Stored data:

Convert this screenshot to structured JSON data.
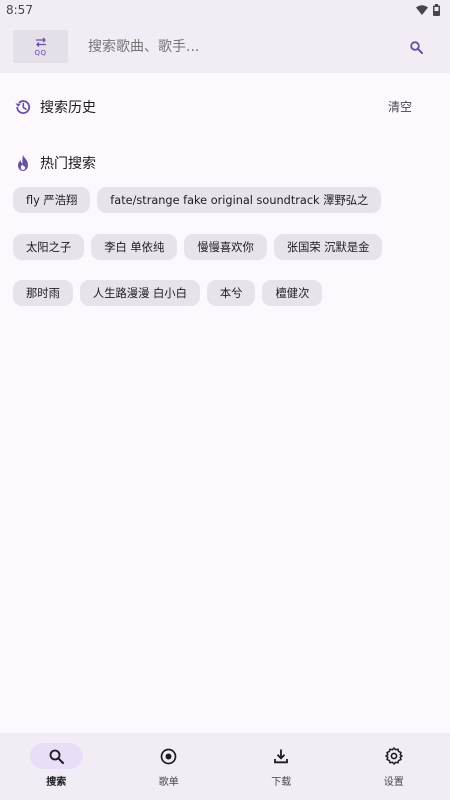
{
  "status_bar": {
    "time": "8:57",
    "icons": [
      "wifi-icon",
      "battery-icon"
    ]
  },
  "top_bar": {
    "source_label": "QQ",
    "search_placeholder": "搜索歌曲、歌手...",
    "accent_color": "#6750a4"
  },
  "history": {
    "title": "搜索历史",
    "clear_label": "清空",
    "icon": "history-icon"
  },
  "hot": {
    "title": "热门搜索",
    "icon": "flame-icon",
    "items": [
      "fly 严浩翔",
      "fate/strange fake original soundtrack 澤野弘之",
      "太阳之子",
      "李白 单依纯",
      "慢慢喜欢你",
      "张国荣 沉默是金",
      "那时雨",
      "人生路漫漫 白小白",
      "本兮",
      "檀健次"
    ]
  },
  "bottom_nav": {
    "items": [
      {
        "label": "搜索",
        "icon": "search-icon",
        "active": true
      },
      {
        "label": "歌单",
        "icon": "disc-icon",
        "active": false
      },
      {
        "label": "下载",
        "icon": "download-icon",
        "active": false
      },
      {
        "label": "设置",
        "icon": "gear-icon",
        "active": false
      }
    ]
  }
}
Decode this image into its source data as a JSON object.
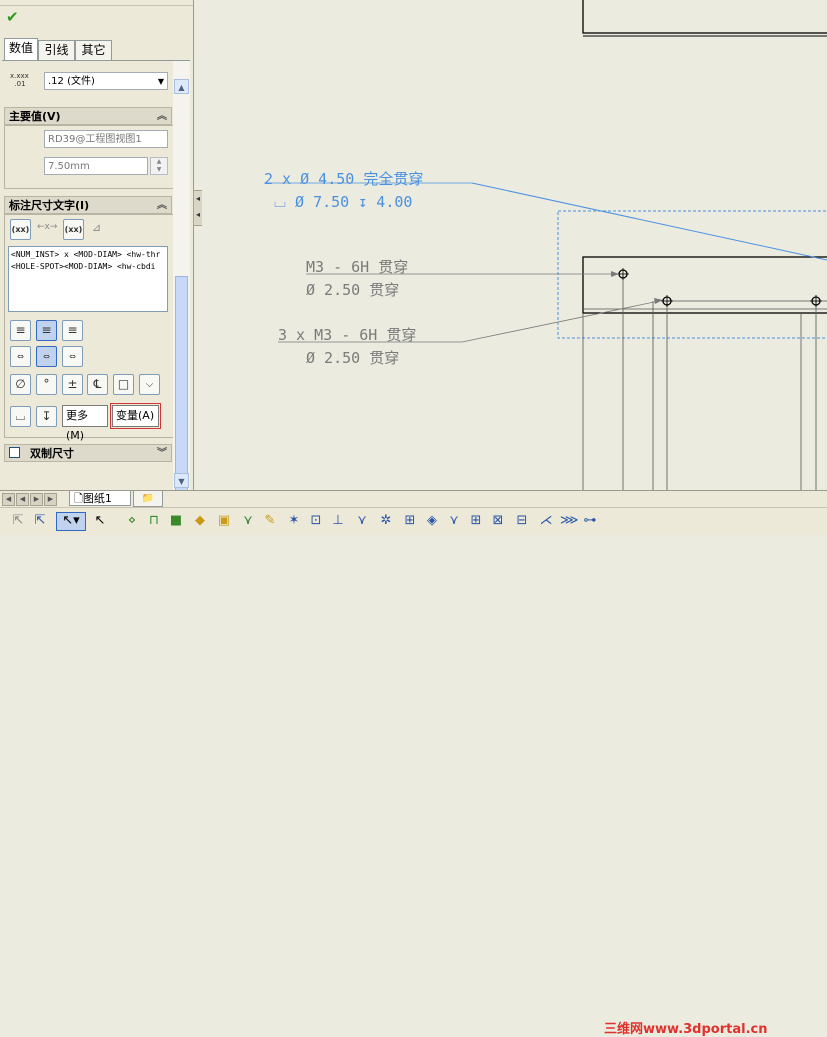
{
  "panel": {
    "tabs": [
      {
        "label": "数值",
        "active": true
      },
      {
        "label": "引线",
        "active": false
      },
      {
        "label": "其它",
        "active": false
      }
    ],
    "tolerance": {
      "icon_text": "x.xxx .01",
      "value": ".12 (文件)"
    },
    "primary_value": {
      "title": "主要值(V)",
      "reference": "RD39@工程图视图1",
      "value": "7.50mm"
    },
    "dim_text": {
      "title": "标注尺寸文字(I)",
      "xx_label": "(xx)",
      "text_lines": [
        "<NUM_INST> x <MOD-DIAM> <hw-thr",
        "<HOLE-SPOT><MOD-DIAM> <hw-cbdi"
      ],
      "more_button": "更多(M)",
      "variables_button": "变量(A)"
    },
    "dual_dim": {
      "title": "双制尺寸"
    }
  },
  "drawing": {
    "callout1": {
      "line1": "2 x Ø 4.50 完全贯穿",
      "line2": "⌴ Ø 7.50 ↧ 4.00"
    },
    "callout2": {
      "line1": "M3 - 6H 贯穿",
      "line2": "Ø 2.50 贯穿"
    },
    "callout3": {
      "line1": "3 x  M3 - 6H 贯穿",
      "line2": "Ø 2.50 贯穿"
    },
    "colors": {
      "selected": "#4a90e0",
      "normal": "#7a7a7a",
      "geometry": "#000000"
    }
  },
  "sheets": {
    "active": "图纸1"
  },
  "watermark": "三维网www.3dportal.cn"
}
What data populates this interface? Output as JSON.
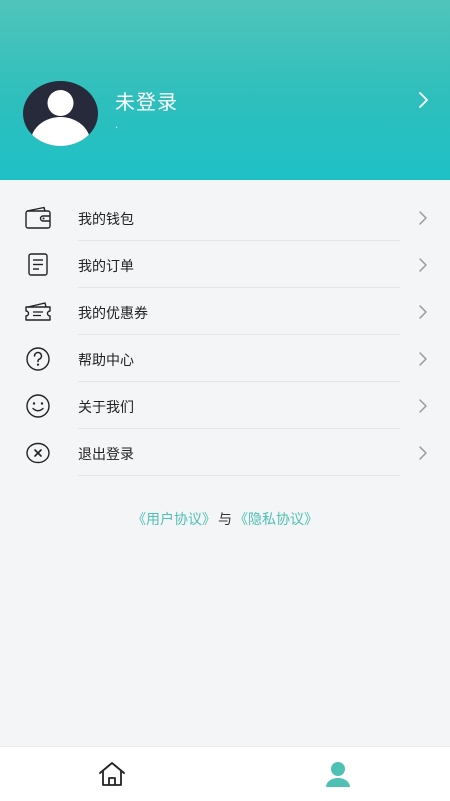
{
  "profile": {
    "name": "未登录",
    "subtitle": "."
  },
  "menu": {
    "items": [
      {
        "label": "我的钱包",
        "icon": "wallet-icon"
      },
      {
        "label": "我的订单",
        "icon": "order-list-icon"
      },
      {
        "label": "我的优惠券",
        "icon": "coupon-icon"
      },
      {
        "label": "帮助中心",
        "icon": "help-question-icon"
      },
      {
        "label": "关于我们",
        "icon": "smile-icon"
      },
      {
        "label": "退出登录",
        "icon": "logout-x-icon"
      }
    ]
  },
  "agreement": {
    "user_agreement": "《用户协议》",
    "separator": "与",
    "privacy_policy": "《隐私协议》"
  },
  "tabbar": {
    "tabs": [
      {
        "icon": "home-icon",
        "active": false
      },
      {
        "icon": "user-profile-icon",
        "active": true
      }
    ]
  },
  "colors": {
    "header_top": "#50c4ba",
    "header_bottom": "#1ec0c6",
    "accent": "#4fc0b4",
    "background": "#f4f5f7"
  }
}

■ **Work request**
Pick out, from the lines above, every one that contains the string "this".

■ **Task output**
Convert this screenshot to structured JSON data.
Decode this image into its source data as a JSON object.
What data populates this interface? Output as JSON.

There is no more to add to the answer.